“If socially and societally, China and Taiwan are so different, why should they be the same country? If I am bound by a different social and societal environment, why should I think of myself as a Chinese person?”

She threw the question back to me to ponder.

“I identify as Chinese.”

It was my last week in Taipei and I had yet to hear any one of my interviewees utter these words. I was shocked.

“What do you mean by Chinese?” I asked the third-year student at National Taiwan University for clarification.

“I am culturally Chinese and a citizen of the Republic of China, where the most authentic Chinese culture is preserved,” he answered.

In Taiwan, conformity to a singular national identity was formed both by pro-China and pro-independence groups. However, his national identity was multifaceted and not constrained to one or another.

“Interesting,” I commented. “Why is that?”

He had an emotional affinity for the mainland and its culture. His grandfather was a waishengren. When they spent time together, he would hear stories about mainland China, and learn traditional Chinese musical instruments and Chinese calligraphy. His childhood exposure to Chinese narratives and cultures also motivated him to study Chinese history and literature in college, and the more he studied, the stronger he felt to protect and promote Chinese culture.

“I was heartbroken to learn about the Cultural Revolution from 1966 to 1976,” he said, “but during the same period, Taiwan started the Chinese Cultural Renaissance Movement to counter the catastrophic effects the Cultural Revolution had on Chinese culture.” Whether or not the movement was driven by political aims, to him, Taiwan did a better job of preserving valuable Chinese assets. Because he did not wish to see the mainland continually being stripped of its cultural characteristics, he hoped Taiwan could reunite the mainland and “revitalize the Three People’s Principles” for the whole Greater China region.

His belief that the Chinese culture in Taiwan was part of a holistic Chinese culture sharply contrasted with many other interviewees’ views that Taiwan’s Chinese culture was part of Taiwanese culture. With such a belief, his relationship to mainland China and deep interests in Chinese history and culture were unique in his hope to unite the regions and promote Chinese culture in both.

It was also shocking to me that he hoped for a unification initiated by Taiwan. I recounted how back home unification always meant China taking over Taiwan, and the reverse was never heard of. If culture is best preserved and promoted when ideas and knowledge were not restricted, I was glad to see a diversity in opinions in Taiwan.

The last day of my stay in Taiwan, I visited the Textbook Library in Taipei and found a popular Chinese poem, Nostalgia, from a widely-used Chinese primary school textbook.  Reminiscing, the Taiwanese poet, Mr. Yu Guangzhong expresses his homesickness for the mainland—“… and now, nostalgia is a shallow strait. I am on one side and the motherland is afar.” I reflected on the countless conversations I had, and the various factors I learned of that helped explain a loss of Chinese identification among younger Taiwanese: some are social, some are cultural, but most came down to political differences between China and Taiwan.

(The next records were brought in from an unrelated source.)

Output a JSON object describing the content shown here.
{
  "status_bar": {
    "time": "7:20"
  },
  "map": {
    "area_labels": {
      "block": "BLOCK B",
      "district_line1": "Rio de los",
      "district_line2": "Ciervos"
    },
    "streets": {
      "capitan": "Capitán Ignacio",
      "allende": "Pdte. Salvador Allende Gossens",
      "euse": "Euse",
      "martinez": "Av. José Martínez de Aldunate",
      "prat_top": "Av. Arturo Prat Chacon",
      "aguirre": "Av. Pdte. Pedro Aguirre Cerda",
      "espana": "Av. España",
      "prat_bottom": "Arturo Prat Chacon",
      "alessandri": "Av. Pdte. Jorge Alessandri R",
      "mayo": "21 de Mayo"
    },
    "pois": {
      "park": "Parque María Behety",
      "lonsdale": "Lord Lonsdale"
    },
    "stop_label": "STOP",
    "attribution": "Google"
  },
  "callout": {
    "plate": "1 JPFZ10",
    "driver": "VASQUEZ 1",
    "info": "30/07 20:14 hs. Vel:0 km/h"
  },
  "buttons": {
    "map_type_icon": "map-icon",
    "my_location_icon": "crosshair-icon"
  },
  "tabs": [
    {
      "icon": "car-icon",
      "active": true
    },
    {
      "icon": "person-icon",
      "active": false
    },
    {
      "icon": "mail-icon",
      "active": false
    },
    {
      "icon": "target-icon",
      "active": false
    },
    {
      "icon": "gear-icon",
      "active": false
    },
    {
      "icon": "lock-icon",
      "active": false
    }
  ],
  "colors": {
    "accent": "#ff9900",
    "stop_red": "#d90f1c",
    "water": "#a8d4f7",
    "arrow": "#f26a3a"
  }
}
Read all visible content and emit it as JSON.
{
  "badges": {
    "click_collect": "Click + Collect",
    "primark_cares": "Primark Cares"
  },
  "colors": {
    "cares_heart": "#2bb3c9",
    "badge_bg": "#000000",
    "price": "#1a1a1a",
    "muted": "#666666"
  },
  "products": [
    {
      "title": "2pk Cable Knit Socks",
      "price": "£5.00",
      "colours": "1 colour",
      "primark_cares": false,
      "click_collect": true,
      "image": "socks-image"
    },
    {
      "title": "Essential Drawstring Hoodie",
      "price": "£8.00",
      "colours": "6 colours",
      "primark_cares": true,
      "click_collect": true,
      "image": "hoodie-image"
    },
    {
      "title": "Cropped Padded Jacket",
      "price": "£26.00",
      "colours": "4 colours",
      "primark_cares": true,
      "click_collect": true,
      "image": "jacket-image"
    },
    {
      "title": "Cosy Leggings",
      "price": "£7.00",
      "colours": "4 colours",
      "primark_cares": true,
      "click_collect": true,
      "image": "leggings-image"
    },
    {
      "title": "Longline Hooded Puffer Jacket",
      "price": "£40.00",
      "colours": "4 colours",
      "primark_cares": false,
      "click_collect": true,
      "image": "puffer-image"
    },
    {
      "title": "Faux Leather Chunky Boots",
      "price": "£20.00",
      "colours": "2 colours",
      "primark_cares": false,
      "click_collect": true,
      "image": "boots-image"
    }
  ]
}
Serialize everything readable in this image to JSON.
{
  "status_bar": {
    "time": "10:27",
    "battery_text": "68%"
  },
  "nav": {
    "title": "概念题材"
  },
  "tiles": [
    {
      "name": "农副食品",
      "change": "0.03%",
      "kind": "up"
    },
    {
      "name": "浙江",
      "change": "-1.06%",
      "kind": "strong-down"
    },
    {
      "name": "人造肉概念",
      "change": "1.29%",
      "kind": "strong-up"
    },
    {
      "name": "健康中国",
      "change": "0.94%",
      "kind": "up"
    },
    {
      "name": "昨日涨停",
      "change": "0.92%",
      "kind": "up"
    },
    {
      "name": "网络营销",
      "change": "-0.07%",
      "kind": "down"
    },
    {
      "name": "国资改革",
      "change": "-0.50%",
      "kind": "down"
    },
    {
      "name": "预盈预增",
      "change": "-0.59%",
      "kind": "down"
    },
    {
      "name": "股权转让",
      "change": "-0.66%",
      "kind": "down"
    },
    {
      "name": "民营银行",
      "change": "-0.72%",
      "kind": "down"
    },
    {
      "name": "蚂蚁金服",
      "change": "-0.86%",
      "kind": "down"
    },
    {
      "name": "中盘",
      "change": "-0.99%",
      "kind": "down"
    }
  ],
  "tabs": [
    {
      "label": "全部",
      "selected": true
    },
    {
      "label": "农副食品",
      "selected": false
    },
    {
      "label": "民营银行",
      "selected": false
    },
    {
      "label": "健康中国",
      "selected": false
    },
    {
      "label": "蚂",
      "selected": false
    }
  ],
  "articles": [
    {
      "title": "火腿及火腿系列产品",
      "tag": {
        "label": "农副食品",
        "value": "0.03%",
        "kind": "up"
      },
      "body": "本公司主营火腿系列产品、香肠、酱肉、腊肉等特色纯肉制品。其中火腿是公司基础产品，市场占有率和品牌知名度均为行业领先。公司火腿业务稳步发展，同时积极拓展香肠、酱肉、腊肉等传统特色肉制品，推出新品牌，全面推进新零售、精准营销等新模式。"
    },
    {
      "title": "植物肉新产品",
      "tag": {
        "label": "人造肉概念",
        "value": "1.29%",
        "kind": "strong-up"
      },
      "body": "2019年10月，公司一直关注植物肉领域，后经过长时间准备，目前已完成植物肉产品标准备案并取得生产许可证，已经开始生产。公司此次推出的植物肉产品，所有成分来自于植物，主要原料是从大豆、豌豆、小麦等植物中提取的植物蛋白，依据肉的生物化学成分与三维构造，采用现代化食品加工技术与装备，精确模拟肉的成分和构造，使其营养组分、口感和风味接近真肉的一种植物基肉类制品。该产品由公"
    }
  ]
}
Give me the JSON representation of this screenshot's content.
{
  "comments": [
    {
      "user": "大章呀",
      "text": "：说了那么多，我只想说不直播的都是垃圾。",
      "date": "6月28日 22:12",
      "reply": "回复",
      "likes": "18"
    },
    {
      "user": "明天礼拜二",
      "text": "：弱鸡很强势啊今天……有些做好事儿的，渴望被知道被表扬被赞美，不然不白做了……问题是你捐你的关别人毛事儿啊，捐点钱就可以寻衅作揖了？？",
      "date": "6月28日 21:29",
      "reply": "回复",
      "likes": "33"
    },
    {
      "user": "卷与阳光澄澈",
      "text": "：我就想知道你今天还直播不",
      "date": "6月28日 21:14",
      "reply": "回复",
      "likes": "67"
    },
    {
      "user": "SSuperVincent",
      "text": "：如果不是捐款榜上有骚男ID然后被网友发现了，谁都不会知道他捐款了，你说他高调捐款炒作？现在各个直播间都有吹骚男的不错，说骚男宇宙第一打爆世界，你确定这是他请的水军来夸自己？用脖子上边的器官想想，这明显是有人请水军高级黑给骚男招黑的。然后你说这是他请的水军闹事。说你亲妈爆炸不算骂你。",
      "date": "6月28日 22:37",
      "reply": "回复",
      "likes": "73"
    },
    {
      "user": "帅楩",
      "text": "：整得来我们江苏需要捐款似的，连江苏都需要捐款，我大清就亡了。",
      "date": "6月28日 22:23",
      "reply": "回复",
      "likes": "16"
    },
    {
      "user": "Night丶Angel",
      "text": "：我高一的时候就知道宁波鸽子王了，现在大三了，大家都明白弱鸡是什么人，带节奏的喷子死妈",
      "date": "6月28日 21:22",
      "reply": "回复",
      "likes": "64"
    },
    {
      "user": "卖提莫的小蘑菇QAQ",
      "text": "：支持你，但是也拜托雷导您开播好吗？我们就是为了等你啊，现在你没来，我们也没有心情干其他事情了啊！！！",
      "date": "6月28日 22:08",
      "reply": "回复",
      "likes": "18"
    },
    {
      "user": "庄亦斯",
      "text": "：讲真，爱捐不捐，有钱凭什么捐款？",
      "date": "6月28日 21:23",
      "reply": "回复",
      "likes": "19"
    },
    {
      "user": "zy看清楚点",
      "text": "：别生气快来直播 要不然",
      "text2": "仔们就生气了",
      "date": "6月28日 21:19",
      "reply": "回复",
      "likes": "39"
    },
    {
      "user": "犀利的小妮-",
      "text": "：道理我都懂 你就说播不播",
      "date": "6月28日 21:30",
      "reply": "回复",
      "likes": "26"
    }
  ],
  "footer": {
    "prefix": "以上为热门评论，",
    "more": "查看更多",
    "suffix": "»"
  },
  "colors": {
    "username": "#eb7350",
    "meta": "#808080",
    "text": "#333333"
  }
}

Despite the economic benefits constantly offered and the rhetoric “blood is thicker than water” used by the Chinese government, the formation of a distinct Taiwanese identity seemed to develop necessarily given the ever-enlarging differences between Taiwan and China. As time passed by, it was certain that the kinship and cultural ties would be looser and that a Taiwanese identity would form not so much by a lack of connection with China, but rather through a set of organic beliefs. If the true separation between Taiwanese and Chinese could be transformed into a strait though, I imagined it much deeper and wider than the Taiwan Strait separating Taiwan and the mainland today.

Yizhi Hu is an international scholar at the Kellogg Institute for International Studies. She can be contacted at yhu3@nd.edu.